      Oh my word. This does my head in. I know all this is stuff I am going to have to deal with at some point. Better to be open and honest I think. Interestingly (and based purely on anecdotal evidence) I get the impression I’ve been a lot more open and honest than a lot of other parents. There seems to be a lot of awkwardness about it….and yet I recall we all needed to know this stuff to become parents in the first place.

  5. October 23, 2014 / 10:41 am

    I have two teenage boys and I’ll be honest…I dont need to tell them anything as the world as it is today….they know! They know they need to be careful when I know boys being boys they wont always be thinking with the right ‘head’ however I am hoping they will keep their wits about them when their time comes. But if I’m brutally honest? I’m in denial! MY BOYS ARENT OLD ENOUGH TO HAVE SEX…nor will they ever be! I demand they be babies again right this instant, lol! Great post as always and sorry I’m only getting round to commenting now!!! Thanks so much for linking up! #MMWBH x

    • John Adams
      Author
      October 24, 2014 / 11:11 am

      Keep telling yourself Debs…it might even be true! Thanks for stopping by. Can’t quite believe you’re old enough to have two teenagers TBH!

  6. July 12, 2016 / 1:32 pm

    The relationship stuff is hard. The sex bit is easier because it’s fact. And starting young imo removes it from being a naughty thing to snigger about because it’s just fact and not that interesting by the time school mates are joking about it and whispering about how they’ve heard a new thing. My mum bought me a book at about 8 or 9, all about the body/puberty and relationships. Did fine for me.

    I’d hope that most things about relationships are absorbed from watching how parents act (not going to be a normal thing in our house because we’re a little diverse from how I would explain ‘normal’ relationships. But I’ll be talking to N through general views on the world, what we see, how other parents and partnerships relate and work together, and the respect and love for your partner.

    N already at 5 knows about the basics of making babies (it take a seed and egg to come together), he knows how his fellow reception pupil has potentially come about even though he has 2 mums (I didn’t expect to be talking about test tubes, ivf, surrogacy, donors, adoption options for people who can’t have babies naturally with a 5 year old), and how babies come out of a different hole that mummies have. I don’t think I went further than this but I must have done because he stated the other day that daddies put their willies in mummies privates. Don’t remember saying that, but I’m sure they’ve not started PSE yet in reception, or if they have they’ve not asked the parents if they want their children pulling out. When I told the OH what N had said, he was horrified and said he shouldn’t know that stuff. But in my opinion if he was asking questions I’d rather answer correctly.

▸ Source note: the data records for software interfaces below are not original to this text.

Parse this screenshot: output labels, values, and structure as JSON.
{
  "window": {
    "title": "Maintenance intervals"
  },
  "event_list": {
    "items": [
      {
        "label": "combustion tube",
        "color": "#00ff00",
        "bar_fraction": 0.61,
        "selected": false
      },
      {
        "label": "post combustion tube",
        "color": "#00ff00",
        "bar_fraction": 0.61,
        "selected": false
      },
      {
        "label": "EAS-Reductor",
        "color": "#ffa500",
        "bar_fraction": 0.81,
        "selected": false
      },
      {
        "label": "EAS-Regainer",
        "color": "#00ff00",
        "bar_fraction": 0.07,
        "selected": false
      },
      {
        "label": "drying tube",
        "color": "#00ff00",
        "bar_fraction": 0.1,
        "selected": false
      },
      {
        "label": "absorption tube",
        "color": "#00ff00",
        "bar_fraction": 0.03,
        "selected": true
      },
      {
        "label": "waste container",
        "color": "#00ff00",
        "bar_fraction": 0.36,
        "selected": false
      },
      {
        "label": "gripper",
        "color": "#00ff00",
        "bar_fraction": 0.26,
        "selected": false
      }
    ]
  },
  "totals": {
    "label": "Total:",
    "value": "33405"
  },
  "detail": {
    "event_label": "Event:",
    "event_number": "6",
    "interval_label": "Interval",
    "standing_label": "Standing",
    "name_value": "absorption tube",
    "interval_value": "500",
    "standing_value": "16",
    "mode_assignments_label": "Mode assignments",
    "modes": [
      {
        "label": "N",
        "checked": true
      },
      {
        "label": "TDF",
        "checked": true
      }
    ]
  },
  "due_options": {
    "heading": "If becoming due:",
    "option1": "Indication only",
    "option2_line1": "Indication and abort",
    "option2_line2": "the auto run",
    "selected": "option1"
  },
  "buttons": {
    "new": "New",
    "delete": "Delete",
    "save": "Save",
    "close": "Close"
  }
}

    I think the OH was hoping that he could explain it when they see a bull mounting a cow in the field. Although I was quite glad that wasn’t the explanation given I’ve recently had a conversation correcting N who reckoned that if you had 100 cows you had to have 80 bulls for them…I explained you probably only needed a couple depending on how good they were. Maybe not a good analogy for monogamous human relationships.

    • John Adams
      Author
      July 16, 2016 / 5:30 am

      Ummm, yeah, the whole bull / cow thing would be one way of explaining sex to young child. I think sitting down with mummy and daddy and discussing it would probably be best!

      Ayt my daughter’s school, they discussed RSE in reception. I’d already discussed sex with er, but what surprised me is that she came home one day talking about same sex marriage so I had to explain this to her as well!